> [Directions]
Find how many lines below hold "akbabagram", and give that number as the entire answer.

** Opening Supplied data block **

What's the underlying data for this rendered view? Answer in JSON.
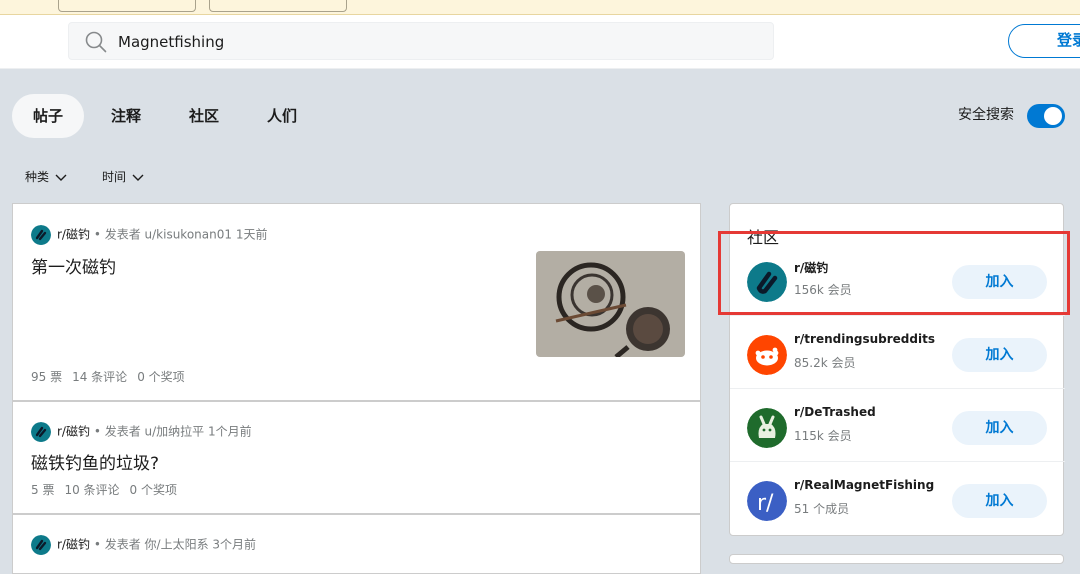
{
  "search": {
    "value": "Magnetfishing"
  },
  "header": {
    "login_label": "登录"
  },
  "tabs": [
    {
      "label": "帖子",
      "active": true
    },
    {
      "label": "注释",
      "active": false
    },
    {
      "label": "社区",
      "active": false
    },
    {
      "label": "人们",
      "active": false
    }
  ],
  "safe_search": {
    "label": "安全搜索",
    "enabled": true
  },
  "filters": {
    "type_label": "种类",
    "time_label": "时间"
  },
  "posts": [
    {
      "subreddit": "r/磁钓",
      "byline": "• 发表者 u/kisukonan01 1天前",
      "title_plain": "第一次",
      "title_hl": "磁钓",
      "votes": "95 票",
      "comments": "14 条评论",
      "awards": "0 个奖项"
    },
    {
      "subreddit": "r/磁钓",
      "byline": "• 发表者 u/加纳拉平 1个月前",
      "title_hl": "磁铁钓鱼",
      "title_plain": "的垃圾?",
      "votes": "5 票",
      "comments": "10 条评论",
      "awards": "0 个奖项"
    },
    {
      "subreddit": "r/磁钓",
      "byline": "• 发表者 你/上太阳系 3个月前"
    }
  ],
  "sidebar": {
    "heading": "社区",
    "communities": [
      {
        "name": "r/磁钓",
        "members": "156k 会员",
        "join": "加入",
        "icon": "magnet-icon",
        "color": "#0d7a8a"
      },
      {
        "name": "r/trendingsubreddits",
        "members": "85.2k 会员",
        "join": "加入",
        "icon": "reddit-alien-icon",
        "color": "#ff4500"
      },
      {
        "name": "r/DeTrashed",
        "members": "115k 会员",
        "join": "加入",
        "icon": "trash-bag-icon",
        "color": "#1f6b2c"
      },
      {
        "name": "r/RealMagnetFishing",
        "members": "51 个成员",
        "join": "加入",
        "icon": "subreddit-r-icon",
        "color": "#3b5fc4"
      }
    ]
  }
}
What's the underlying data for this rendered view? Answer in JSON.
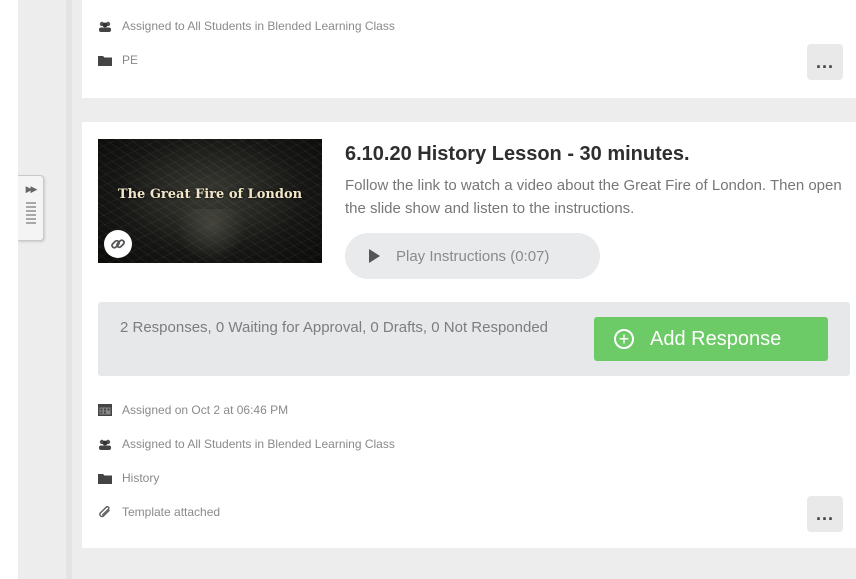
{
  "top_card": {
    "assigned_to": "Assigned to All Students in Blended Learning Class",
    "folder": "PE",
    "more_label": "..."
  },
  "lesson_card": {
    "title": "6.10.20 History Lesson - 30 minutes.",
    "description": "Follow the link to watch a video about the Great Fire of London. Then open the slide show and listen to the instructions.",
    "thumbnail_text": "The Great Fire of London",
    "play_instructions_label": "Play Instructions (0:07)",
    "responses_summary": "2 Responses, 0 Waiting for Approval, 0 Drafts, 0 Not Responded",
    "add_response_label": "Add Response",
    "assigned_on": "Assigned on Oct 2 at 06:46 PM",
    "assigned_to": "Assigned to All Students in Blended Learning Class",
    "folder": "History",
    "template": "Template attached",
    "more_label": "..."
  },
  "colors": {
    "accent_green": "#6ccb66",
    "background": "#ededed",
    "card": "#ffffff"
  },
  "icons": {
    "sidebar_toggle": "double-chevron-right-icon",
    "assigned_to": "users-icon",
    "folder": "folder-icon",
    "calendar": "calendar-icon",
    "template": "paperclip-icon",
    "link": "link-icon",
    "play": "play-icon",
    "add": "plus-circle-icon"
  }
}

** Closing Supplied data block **
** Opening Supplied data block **

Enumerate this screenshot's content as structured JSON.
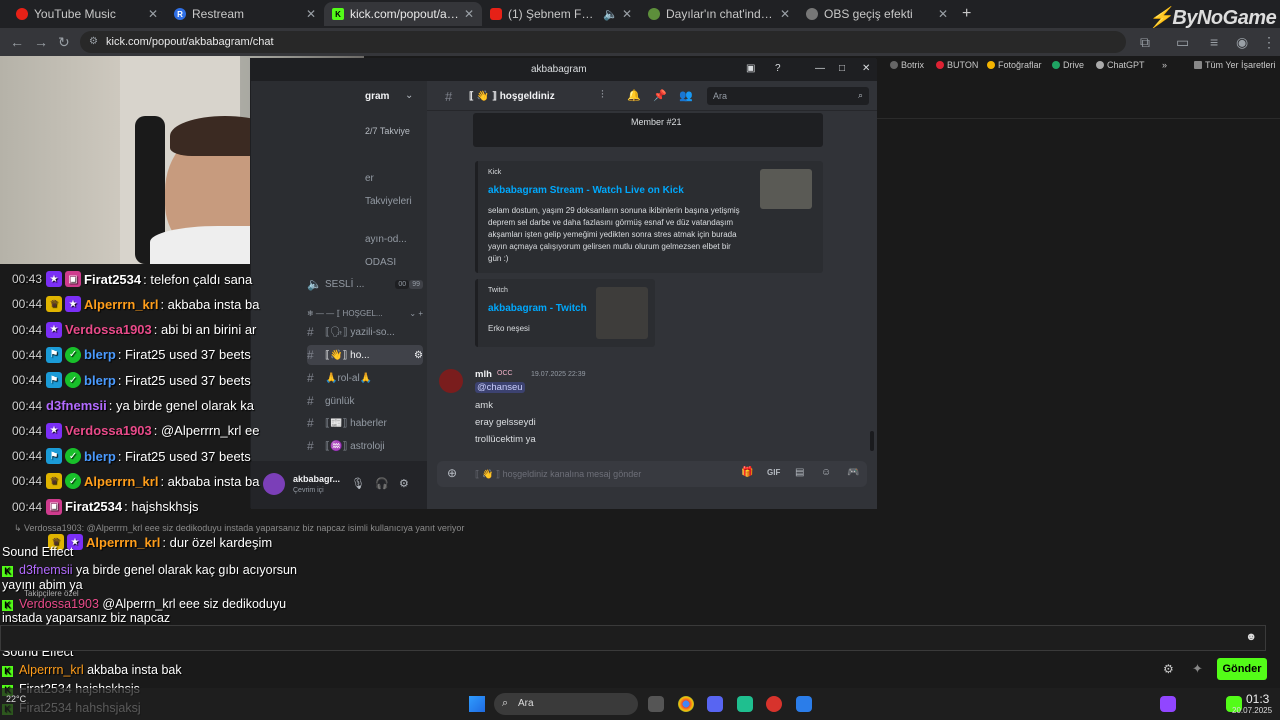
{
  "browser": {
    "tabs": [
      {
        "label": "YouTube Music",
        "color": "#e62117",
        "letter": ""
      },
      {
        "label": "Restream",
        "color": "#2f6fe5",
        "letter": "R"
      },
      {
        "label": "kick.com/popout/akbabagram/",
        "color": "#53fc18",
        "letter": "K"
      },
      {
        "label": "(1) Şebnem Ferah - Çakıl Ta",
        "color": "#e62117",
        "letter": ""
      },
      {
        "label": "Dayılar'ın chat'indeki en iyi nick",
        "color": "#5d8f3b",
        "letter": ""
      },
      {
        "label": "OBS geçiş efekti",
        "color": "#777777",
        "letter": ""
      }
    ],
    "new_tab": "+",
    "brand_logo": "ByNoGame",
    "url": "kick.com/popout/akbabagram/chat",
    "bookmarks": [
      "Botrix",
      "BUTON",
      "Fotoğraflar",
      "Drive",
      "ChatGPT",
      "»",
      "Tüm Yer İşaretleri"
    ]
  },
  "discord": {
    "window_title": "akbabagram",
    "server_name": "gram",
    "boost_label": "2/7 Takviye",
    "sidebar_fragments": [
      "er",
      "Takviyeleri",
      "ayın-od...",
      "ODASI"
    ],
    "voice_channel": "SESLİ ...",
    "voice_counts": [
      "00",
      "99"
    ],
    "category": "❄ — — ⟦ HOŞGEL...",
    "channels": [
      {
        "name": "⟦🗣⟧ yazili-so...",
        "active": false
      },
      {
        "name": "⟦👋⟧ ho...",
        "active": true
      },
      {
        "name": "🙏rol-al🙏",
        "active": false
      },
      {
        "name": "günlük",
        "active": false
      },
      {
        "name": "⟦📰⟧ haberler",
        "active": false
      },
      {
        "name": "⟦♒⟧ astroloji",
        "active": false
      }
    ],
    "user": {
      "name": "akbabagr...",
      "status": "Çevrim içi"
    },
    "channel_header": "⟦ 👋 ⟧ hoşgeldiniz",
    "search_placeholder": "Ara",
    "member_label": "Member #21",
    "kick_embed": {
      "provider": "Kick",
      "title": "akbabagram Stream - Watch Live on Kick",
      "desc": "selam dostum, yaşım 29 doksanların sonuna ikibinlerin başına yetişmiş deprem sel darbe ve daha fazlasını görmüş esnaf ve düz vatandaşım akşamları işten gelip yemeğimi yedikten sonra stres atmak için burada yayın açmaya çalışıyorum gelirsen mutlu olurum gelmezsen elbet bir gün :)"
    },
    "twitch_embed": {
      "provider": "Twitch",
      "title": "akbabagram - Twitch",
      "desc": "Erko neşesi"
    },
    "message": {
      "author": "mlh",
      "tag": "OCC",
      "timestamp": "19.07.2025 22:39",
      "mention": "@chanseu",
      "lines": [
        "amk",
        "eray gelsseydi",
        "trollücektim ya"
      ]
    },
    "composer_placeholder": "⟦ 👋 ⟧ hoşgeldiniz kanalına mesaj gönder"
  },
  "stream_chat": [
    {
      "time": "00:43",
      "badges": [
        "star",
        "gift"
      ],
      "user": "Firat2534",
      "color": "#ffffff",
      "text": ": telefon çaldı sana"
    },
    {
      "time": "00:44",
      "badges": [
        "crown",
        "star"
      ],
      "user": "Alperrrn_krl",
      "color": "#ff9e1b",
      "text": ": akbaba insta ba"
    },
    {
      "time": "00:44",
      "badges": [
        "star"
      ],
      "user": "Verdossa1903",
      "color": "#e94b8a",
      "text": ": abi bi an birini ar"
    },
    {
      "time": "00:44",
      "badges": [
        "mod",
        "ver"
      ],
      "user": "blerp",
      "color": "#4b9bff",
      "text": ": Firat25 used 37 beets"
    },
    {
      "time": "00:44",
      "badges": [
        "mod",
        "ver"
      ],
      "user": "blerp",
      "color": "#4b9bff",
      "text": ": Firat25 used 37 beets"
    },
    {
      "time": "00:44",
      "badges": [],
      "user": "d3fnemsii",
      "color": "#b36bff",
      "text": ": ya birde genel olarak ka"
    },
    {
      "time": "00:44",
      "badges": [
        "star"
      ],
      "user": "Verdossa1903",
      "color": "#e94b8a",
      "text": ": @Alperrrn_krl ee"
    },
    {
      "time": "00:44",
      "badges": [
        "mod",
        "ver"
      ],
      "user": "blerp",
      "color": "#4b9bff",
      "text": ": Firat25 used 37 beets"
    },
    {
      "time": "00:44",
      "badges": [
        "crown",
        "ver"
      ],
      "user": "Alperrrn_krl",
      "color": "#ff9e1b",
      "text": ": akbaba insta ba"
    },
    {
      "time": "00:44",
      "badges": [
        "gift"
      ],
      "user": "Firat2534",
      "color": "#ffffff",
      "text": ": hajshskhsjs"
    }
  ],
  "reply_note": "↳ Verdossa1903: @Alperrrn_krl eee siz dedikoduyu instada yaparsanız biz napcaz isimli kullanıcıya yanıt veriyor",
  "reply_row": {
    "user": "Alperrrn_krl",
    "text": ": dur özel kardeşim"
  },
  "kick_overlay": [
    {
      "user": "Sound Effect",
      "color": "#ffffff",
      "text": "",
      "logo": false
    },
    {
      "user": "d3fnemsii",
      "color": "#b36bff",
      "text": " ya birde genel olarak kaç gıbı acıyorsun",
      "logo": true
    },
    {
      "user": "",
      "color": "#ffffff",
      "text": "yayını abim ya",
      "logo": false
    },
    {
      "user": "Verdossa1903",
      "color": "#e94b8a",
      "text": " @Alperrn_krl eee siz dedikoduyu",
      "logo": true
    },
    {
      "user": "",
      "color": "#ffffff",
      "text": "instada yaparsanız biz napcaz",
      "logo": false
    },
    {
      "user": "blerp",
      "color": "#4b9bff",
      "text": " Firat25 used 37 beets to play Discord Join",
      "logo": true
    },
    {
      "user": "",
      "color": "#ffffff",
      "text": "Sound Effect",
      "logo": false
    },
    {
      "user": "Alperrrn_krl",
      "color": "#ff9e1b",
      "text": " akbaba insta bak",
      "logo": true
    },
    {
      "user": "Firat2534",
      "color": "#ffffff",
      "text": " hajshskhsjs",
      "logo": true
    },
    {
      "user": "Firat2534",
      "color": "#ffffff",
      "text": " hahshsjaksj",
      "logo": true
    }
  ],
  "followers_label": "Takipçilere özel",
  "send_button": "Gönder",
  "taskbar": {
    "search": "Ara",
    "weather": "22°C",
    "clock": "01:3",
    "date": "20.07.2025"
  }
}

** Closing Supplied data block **

> [Result of this task]
5